For while The Bandstand is reminiscent of, say, White Christmas, in that its plot portrays returning vets using music to re-acclimate to life stateside, it also possesses the drama and conflict of the film The Best Years of Our Lives. Band members Johnny, Davy, Jimmy, Wayne and Nick (played respectively by Joe Carroll, Brandon J. Ellis, James Nathan Hopkins, Geoff Packard, and Joey Pero) all deal with an assortment of post-war adversity – the lingering pain of physical wounds, the anxiety of living a renewed life of independent choices, and the pressure to make life count after surviving an ordeal which consumed so many of one’s fellow comrades.

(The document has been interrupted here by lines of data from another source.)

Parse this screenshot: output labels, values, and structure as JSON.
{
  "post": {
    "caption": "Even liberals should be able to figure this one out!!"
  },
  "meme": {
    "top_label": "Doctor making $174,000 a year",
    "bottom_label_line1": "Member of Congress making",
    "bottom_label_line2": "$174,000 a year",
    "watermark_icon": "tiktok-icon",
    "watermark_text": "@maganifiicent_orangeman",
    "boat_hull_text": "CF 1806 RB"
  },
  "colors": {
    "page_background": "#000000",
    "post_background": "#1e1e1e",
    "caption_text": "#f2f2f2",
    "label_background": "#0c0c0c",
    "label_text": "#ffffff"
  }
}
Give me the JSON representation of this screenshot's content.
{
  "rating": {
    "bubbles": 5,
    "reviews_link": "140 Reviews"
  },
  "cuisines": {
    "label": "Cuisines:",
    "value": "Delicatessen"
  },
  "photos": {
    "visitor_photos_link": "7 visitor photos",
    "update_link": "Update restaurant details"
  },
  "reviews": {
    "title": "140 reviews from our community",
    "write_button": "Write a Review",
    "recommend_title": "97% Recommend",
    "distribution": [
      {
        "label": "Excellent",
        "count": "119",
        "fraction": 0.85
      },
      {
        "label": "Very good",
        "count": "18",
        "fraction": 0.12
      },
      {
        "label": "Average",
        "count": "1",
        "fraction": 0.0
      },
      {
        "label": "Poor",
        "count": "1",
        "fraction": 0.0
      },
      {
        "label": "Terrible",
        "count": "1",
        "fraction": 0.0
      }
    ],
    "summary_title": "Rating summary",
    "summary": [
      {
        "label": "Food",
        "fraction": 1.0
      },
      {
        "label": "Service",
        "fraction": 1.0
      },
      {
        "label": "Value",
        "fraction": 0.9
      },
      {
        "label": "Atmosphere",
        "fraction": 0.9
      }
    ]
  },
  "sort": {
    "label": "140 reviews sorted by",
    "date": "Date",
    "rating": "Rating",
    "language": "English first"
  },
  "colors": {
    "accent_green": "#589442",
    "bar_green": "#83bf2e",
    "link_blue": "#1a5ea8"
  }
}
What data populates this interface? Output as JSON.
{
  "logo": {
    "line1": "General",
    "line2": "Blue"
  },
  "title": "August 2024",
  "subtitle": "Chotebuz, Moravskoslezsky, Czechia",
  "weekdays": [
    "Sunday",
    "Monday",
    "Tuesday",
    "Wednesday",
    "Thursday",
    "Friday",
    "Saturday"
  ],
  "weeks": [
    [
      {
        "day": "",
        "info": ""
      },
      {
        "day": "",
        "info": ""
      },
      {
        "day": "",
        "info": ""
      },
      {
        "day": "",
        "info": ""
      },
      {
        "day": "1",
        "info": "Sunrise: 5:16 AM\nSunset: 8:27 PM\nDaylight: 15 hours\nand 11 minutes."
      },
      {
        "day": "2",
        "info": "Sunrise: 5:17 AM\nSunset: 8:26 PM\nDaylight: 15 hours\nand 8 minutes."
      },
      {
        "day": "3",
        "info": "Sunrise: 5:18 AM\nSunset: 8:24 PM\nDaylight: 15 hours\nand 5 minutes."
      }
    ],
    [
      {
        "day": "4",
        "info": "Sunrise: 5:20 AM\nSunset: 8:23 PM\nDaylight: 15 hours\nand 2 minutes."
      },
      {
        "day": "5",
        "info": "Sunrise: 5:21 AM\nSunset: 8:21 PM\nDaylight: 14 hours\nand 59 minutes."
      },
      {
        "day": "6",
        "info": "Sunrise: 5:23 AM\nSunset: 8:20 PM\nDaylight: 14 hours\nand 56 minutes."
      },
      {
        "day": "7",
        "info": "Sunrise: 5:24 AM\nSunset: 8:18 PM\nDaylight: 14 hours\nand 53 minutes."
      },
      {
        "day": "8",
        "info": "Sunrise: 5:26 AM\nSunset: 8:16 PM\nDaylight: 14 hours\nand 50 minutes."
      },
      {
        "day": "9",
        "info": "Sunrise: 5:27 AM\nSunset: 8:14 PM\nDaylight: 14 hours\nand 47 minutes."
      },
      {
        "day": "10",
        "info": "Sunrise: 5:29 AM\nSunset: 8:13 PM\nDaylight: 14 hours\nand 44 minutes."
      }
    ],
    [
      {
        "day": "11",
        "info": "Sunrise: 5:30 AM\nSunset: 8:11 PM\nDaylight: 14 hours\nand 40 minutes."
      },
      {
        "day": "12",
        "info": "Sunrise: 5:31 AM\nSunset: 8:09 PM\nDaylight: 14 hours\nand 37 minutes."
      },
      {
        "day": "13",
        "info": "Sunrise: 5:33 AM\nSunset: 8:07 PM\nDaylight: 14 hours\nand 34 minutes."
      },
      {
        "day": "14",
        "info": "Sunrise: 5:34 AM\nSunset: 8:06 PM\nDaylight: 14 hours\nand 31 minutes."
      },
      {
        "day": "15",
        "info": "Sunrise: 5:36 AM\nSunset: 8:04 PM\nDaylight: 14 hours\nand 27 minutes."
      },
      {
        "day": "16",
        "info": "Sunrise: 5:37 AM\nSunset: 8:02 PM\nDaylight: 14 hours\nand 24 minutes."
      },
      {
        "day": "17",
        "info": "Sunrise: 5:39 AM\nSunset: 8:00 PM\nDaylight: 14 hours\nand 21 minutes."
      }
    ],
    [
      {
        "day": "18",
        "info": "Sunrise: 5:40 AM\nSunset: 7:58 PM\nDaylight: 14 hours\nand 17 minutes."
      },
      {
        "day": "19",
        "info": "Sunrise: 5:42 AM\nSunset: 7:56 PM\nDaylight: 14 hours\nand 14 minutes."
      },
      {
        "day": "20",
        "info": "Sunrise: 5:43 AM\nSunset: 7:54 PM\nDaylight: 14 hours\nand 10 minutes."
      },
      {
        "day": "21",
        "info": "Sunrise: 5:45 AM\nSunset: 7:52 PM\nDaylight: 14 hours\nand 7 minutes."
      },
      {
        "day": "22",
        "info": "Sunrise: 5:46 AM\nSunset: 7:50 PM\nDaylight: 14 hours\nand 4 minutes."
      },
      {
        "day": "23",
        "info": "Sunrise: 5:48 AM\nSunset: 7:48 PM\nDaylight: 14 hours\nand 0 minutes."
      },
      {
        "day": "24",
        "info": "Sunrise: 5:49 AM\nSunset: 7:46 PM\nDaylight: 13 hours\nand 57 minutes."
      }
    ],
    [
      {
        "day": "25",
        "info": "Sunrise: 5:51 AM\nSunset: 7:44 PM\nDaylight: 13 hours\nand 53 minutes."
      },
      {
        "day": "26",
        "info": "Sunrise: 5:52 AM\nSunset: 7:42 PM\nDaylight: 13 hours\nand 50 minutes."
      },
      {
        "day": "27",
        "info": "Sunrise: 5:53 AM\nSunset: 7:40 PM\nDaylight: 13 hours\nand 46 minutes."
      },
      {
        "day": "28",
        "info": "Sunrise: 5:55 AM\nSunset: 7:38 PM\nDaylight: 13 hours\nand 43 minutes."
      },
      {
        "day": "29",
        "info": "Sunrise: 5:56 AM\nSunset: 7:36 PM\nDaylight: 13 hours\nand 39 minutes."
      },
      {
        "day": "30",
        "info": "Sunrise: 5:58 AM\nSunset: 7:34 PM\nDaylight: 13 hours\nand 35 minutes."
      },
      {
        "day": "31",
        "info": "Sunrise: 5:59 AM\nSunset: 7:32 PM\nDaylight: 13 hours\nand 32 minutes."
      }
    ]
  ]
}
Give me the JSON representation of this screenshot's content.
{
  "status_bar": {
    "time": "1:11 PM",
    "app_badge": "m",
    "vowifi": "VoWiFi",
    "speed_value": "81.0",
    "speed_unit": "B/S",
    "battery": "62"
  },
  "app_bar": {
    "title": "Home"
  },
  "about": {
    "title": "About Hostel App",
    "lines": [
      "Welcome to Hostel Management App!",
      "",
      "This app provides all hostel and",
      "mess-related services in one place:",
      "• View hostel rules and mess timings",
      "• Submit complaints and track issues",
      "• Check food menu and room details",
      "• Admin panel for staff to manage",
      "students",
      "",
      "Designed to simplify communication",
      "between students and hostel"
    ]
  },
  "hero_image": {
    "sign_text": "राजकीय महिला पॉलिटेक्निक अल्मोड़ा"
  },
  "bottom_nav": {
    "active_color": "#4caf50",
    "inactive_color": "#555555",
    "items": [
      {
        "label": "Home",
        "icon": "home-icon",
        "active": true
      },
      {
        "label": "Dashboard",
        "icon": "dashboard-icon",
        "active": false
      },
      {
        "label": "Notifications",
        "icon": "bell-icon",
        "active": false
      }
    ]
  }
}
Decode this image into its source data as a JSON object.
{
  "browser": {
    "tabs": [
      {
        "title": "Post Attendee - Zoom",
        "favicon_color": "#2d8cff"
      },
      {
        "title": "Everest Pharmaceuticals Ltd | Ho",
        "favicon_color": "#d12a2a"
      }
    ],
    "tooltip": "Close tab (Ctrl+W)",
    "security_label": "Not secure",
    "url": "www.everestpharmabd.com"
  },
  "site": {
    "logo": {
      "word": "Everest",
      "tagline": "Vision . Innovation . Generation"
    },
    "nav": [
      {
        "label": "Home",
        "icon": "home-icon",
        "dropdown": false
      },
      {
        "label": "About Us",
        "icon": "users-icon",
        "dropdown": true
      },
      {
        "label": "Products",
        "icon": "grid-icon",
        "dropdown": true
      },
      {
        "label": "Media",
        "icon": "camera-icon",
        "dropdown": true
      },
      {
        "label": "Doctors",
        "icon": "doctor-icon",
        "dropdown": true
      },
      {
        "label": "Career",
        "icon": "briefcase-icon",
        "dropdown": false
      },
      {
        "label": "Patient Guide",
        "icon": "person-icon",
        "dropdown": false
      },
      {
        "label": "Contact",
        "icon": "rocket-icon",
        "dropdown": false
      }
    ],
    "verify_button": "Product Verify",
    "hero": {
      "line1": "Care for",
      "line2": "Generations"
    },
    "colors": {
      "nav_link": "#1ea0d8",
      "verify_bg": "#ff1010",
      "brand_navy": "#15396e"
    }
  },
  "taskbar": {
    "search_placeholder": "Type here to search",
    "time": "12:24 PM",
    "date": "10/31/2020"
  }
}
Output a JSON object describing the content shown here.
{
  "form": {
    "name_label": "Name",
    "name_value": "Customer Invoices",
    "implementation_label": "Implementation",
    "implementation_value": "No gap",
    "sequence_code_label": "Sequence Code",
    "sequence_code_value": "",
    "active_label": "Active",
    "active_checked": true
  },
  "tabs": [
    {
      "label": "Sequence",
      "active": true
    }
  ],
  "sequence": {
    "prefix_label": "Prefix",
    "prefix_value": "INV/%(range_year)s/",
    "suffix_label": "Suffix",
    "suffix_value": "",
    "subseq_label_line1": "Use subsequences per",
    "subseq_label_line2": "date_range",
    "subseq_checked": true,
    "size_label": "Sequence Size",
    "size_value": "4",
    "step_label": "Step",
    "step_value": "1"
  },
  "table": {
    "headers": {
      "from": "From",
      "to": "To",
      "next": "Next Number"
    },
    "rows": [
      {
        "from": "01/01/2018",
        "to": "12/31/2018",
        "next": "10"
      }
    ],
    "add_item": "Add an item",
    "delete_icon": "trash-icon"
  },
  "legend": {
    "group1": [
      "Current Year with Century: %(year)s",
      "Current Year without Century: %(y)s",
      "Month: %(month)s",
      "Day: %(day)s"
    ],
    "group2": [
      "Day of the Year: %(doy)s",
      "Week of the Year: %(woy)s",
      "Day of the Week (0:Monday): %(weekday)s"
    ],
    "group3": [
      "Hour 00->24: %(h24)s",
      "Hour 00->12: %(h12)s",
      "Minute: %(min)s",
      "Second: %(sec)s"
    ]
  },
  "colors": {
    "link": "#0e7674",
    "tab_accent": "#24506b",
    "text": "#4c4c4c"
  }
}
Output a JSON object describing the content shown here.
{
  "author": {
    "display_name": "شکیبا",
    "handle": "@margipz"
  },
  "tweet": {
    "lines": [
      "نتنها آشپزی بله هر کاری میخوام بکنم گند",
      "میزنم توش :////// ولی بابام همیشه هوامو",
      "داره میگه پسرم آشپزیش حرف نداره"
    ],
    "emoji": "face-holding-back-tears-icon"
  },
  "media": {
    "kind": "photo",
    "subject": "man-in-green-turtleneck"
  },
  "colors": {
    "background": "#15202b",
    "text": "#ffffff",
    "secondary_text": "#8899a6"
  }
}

For these men, the homecoming they faced was their second war. This is not an easy theme to portray effectively without becoming overly-sentimental, but Mr. Oberacker and Mr. Taylor do not fall into this trap. They achieve a winning story through highly dramatic lyrics set among the backdrop of a familiar swing beat and sound. Songs such as “You Deserve It,” “Worth It,” and “Welcome Home” all reflect the angst of these newly-returned soldiers as they try to process the war they just went through and the disconnected society they are supposed to rejoin – the songs add depth and power to the production and set it apart from mere “period piece.” These songs – along with intermittent battle flashback sequences – make a statement; they say, “Tonight’s theatrical experience will take you back to a very romanticized period, but we are going to contemplate some very relevant and important issues in the process.”
Paper Mill Playhouse Producing Artistic Director, Mark S. Hoebee and Managing Director Todd Schmidt add in their program notes,
“The Bandstand takes place in those months directly following (World War II), when soldiers returned home bearing the emotional scars of wartime turmoil, an affliction that wasn’t fully understood then but which we now know is posttraumatic stress disorder, or PTSD.”
We “now know” these facts because seventy-plus years of science and study since World War II have been grimly thrust, yet again, into the arena of war; and as we all know, sadly, today is no different. As a consequence of our most recent military actions overseas, our society once again finds itself dealing with the tragedy of a veteran population struggling to cope with the obstacles and demons of their own homecoming.
And it is here where The Bandstand finds its relevance.
At the climax of the play, Julia and the Band turn the tables on the disingenuous corporate sponsors of the New York radio appearance by changing their appointed musical number at the last minute; instead of the lighthearted and agreed-upon tune, the group plays the story of the struggling, returning soldier in the powerful musical number, “Welcome Home.” Their lyrics and tone are unabashed and raw – a stark contrast to the era’s timeless yet starry popular music. The number set this show apart from other war musicals and definitely resonated with the modern audience. And if they were at all like this viewer, it led audience members who thought they were attending the evening’s performance for a musical stroll down Memory Lane to contemplate the very real circumstances of our conquering heroes – then and today.
In this way, I found this season’s Paper Mill homecoming a humbling and moving experience, and one which hopefully entertains as much as it inspires conversation about how we all may best welcome home our veterans today and in the future.
The Bandstand by Richard Oberacker and Robert Taylor plays at the Paper Mill Playhouse through November 8. Tickets may be purchased by calling 973.376.4343 or by clicking here.
Photos c/o author’s personal collection.
Having originally hailed from Newark and a graduate of Seton Hall University, Rich McNanna grew up a stone’s throw from Paper Mill Playhouse in Springfield, NJ. Now a teacher in and resident of Westfield, he and his wife and son experience theater, music, and art with the same vigor as they do baseball. Paper Mill Playhouse is one of their favorite destinations.